‘Buzzkill’ – The unexpectedly complex challenge of marijuana legalization
Please read this great article by Patrick Radden Keefe. It delves deep into the question of, “so, exactly how do you set up a legal market for marijuana?” This turns out to be a complex and little-understood policy problem that requires foresight, novel thinking, and a willingness to experiment. It’s a long read, but it’s worth it to understand this unique new frontier in public policy, and the eclectic characters and interests it’s attracting.
To give you a taste of some of the complex issues and policy wonkery involved, take a look at this passage:
For years, Kleiman’s resistance to outright legalization was based, in part, on a fear that commercialization of the drug could triple its use. But when he arrived in Washington State he proposed an audacious solution. In order to curb problematic consumption, you could introduce a license for using cannabis. We issue licenses to drive a car or to own a gun—why not a license for consuming recreational drugs? Any adult could obtain such a license, and the license could stipulate a quota for personal monthly use. This quota would be set by the user, and could be large or small. But, once the consumer had set a quota, it could be changed only in writing—with a month’s notice. Such an innovation could counteract the dangers of excessive, impulsive use by encouraging individuals to set their own limits. Users could set very high quotas for themselves, of course, but the provision would nudge at least some citizens into being more responsible. To work properly, a personal-quota system would need a central database of marijuana users, which would allow I-502 stores to determine if customers were trying to exceed their monthly allotments.
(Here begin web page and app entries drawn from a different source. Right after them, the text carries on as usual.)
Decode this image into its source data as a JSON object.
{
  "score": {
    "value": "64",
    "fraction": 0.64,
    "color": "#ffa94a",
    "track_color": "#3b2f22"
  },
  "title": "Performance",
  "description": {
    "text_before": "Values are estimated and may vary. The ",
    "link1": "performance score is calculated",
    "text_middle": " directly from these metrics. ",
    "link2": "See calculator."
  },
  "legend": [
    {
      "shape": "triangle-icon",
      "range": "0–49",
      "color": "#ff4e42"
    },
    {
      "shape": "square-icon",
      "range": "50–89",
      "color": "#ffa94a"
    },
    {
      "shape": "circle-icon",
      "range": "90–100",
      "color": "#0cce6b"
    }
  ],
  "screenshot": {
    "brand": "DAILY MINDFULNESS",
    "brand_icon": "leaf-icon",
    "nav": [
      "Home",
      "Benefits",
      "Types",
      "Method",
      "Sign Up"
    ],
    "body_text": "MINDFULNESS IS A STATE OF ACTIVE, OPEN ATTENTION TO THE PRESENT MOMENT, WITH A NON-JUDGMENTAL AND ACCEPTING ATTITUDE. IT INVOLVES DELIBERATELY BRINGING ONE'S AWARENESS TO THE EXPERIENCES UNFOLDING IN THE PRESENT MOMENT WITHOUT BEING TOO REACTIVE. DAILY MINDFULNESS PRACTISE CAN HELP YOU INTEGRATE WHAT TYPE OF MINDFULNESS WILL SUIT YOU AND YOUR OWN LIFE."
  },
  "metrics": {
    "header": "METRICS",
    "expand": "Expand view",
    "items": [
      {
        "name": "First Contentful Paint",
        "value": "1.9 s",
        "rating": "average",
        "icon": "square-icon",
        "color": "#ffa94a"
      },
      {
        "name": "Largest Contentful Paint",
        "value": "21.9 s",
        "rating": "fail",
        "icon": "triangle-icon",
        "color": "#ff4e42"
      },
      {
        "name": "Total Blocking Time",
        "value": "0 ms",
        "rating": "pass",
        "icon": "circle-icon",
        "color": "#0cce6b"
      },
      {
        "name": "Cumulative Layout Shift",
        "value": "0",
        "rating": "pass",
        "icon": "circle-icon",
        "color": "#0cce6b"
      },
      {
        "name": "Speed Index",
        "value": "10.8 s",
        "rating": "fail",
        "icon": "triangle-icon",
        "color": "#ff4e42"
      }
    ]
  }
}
When I initially read this, I felt immediate disdain for the idea of pot consumers needing a license to purchase marijuana. This would just be another way of enforcing the stigma around weed and would add needless regulatory costs. Indeed, I still feel a bit uneasy with the idea. But as I read the idea about the one personal-quota system, I realized how useful this system could be in keeping down consumption while still allowing total legalization: it would be like setting a New Years resolution to workout more or drink less, but only being able to break your resolution by walking to a counter, looking another person in the eye, and telling them that you just didn’t have the motivation or willpower to stick by your resolution. How often have you thought that you could really do something – eat right, wake up early, socialize more – if there were someone holding you to it. Of course, this idea shouldn’t be applied to all those areas of life, and the freedom to make our own decisions shouldn’t be given up lightly. Yet, though I detest encroachments on liberty, I understand that humans don’t always make the most rational decisions and sometimes could use a little nudge (as Richard Thaler puts it). I find myself irresistibly curious over what effects such a policy could have on reducing some of the problems of dependency, while still giving us total freedom to make our own decisions. Yet, alas, this seems to be a personal quirk that I share with the proposer of this idea, and not many others, as the article informs us:
Kleiman’s solution was ingeniously eclectic—a hybrid that balanced individual liberty and state control. Nobody liked it.
Ah well, another innovative policy experiment foiled. Consequently, this story raises a much larger question about the effectiveness of public policy in general. This is a question that we should all ask ourselves at the 50th anniversary of the Great Society reforms, and it is: “is the amount of resources we spend designing and implementing these policies worth the costs they impose?” While I firmly believe in the need for public policy in building a fairer and better society, I can’t help but be struck by a pattern in all policies that the article’s author observes:
It appears that I-502, like so many government programs, will be flawed from the start, and will demand patchwork modification in the coming years. One imperative of political life is that, at a certain point, you have to stop formulating a policy and start selling it
All new large-scale policies will require lots of tweaking, simply because the world is complicated – that’s true in any case. Yet sometimes you get the feeling that as interests become increasingly entrenched, professionalized, and territorial, it is becoming harder to formulate public policy that is truly innovative, inspiring, or even sometimes effective. I’m no pessimist or libertarian though, and I think government will always need to help us do things that are done better together. Is the ACA rollout flawed? Yes, but just look at all the lives it will save from disease or financial ruin. Should the NSA be pounded back to its place behind the line of the Fourth Amendment? You bet, but that doesn’t mean that the government shouldn’t try to alleviate social problems through policy.
In any case, I’ll stop rambling now, and let you enjoy some great reporting that manages to tell a compelling story while providing in-depth analysis of policy issues that will provoke you to examine where you stand on the issue – truly, a rare and valuable combination.